On the Bula side of the divide, by contrast, “COP 23 was boring. Negotiations were not only very technical but had little relevance to what happens in the real world. The ‘other COP’ in the Bonn Zone was where the action was, where real solutions (and some false ones) for implementing Paris and increasing ambition were tabled and discussed. Negotiators stuck in the Bula Zone discussing how to measure, report, and verify progress on implementation were isolated from the substantive talks of what implementation actually means—a fact that is easily seen by reading the outcome documents of COP 23.”

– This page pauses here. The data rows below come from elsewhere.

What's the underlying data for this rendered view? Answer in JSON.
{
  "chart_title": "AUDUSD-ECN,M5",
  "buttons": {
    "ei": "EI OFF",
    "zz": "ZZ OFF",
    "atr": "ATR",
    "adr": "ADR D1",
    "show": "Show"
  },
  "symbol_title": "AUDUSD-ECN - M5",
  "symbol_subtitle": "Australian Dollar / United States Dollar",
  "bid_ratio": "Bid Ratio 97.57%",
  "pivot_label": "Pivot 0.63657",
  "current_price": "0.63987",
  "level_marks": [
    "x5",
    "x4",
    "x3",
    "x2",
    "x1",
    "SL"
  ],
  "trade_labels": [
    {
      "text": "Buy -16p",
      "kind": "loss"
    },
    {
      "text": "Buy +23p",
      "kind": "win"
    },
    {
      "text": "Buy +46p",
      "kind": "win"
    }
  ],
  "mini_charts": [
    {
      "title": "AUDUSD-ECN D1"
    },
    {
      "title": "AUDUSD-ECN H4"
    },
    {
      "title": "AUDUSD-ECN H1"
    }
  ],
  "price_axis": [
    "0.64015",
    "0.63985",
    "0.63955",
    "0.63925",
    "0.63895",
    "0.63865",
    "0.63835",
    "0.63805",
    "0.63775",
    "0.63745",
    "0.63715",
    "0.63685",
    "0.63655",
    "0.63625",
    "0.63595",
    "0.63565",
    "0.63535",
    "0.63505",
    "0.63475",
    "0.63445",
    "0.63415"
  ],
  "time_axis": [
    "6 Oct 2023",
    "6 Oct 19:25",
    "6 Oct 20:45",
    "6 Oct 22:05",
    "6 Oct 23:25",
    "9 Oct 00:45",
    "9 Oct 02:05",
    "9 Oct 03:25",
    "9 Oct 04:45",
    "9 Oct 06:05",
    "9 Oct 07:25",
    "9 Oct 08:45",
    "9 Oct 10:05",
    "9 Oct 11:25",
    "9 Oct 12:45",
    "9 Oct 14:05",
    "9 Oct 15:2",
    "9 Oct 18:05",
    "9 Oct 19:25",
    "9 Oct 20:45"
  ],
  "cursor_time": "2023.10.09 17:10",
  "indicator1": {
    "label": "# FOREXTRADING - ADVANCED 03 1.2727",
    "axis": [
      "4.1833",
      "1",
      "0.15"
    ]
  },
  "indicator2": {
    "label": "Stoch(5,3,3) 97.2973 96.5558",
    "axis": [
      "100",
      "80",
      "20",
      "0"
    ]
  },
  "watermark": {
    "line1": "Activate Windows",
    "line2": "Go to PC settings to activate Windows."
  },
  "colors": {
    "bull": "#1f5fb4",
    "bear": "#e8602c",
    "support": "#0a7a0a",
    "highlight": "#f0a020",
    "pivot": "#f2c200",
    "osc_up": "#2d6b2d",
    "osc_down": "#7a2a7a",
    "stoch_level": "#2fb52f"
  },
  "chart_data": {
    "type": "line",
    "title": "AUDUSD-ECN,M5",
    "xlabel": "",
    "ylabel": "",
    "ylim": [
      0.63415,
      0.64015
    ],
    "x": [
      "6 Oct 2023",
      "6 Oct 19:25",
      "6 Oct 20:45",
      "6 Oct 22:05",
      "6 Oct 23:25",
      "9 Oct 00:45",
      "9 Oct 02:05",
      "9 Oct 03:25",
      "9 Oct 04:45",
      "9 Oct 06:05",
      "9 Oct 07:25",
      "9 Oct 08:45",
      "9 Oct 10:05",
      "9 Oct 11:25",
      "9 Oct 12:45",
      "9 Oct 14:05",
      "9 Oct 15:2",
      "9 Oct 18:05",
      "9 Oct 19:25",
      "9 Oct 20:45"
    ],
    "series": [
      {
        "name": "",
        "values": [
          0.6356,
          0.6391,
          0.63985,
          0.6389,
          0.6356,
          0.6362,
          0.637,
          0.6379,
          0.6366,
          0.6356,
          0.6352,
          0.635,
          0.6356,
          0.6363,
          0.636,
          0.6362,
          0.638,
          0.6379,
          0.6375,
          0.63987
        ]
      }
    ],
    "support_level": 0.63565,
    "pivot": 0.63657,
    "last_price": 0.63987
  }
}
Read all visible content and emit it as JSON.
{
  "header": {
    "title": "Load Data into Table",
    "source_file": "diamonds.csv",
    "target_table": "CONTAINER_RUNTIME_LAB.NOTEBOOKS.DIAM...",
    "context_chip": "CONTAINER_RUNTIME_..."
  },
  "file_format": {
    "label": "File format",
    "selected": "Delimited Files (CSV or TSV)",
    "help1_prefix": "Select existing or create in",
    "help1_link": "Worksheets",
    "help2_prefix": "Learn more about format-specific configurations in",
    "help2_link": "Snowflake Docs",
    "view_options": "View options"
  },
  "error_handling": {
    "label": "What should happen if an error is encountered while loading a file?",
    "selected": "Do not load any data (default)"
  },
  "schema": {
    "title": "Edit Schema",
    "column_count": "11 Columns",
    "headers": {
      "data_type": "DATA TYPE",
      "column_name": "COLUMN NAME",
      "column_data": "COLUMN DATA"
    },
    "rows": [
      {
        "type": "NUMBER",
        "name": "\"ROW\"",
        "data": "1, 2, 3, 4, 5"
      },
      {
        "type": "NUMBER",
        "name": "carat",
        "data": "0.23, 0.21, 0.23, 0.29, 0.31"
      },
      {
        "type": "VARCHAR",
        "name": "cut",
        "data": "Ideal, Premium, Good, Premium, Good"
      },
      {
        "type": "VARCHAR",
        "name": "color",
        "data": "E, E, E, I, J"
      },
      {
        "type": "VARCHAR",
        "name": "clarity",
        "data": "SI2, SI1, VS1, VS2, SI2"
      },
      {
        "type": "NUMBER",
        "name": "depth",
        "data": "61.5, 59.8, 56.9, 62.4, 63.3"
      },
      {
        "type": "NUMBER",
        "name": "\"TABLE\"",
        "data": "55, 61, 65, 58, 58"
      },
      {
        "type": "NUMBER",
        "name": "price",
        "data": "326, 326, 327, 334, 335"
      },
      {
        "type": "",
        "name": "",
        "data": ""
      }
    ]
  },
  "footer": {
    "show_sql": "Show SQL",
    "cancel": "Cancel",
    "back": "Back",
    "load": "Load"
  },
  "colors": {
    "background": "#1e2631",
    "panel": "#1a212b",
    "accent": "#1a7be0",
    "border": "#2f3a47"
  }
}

Yet those nuts-and-bolts decisions were always seen as the focus for this year’s COP, and an essential step toward a more meaningful COP “moment” at next year’s conference in Katowice, Poland. One of the more notable details, Climate Home News reports, was China’s emergence as a new power centre on the conference floor, successfully uniting developing country delegates and extracting concessions from developed countries on a more aggressive approach to climate action in the crucial years remaining before 2020.
“That fight was pushed primarily by a group of countries from the developing world that is currently fronted by Iran, but dominated by China. Other developing countries fell in behind them,” Climate Home notes. “According to some observers, the group of four major emerging economies known as Basic—Brazil, South Africa, India and China—also worked in abnormal concert throughout the talks, piling draft negotiating texts full of language that split the world into rich and poor.”
White House advisor David Banks claimed his country had been “instrumental” in “thwarting” efforts at differentiation between rich and poor nations. “But the real fight will be next year when the drafts must be agreed,” Climate Home states. “The reemergence of this issue signals poor countries plan to make things difficult for the U.S. and their rich world allies,” strengthened in part by stronger-than-usual cohesion between poor and middle-income countries.
“This has been the best COP—not a traditional COP,” said Gebru Jember Endalew, chair of the Least Developed Countries bloc. “It is a very important COP. I believe that all the required issues have been [going] in the right direction.”
“Trump has left a political vacuum,” said World Resources Institute Climate Change Director David Waskow. “But other countries made very clear they are willing to fill it.”
Alongside those shifts—and just like every other COP, ever—the plodding, incremental pace of this year’s UN conference was frustrating and incomprehensible to anyone looking for immediate responses to an urgent, real-world crisis.
“As ever, speech after speech called for urgency over implementation—calls reinforced this year by fresh memories of extreme climate events and by a small island state, Fiji, holding the Presidency,” notes Ian Callaghan of NDCi Global. “Also as ever, though, there was an almost total absence of the people with the money to make the urgent progress happen, namely the private sector, especially institutional investors and banks.”
“COP23’s stated aim was to go further, faster, but we must move from rhetoric to substance,” agrees energy and environment consultant Morgane Lassaux, writing for Policy Options. “Western leaders announced no new commitments regarding funding to help countries cut their GHG emissions and adapt to climate change. There was a small consolation for developing countries in the final COP23 decision text,” with the pre-2020 goals added to the final document.
But “simple words are not going to close the gap between commitments and reality,” Lassaux notes. “It is crucial that all Western leaders follow through on their Paris commitments and mobilize urgently the US$100 billion annually for developing countries, so the [Green Climate Fund] becomes meaningful for them.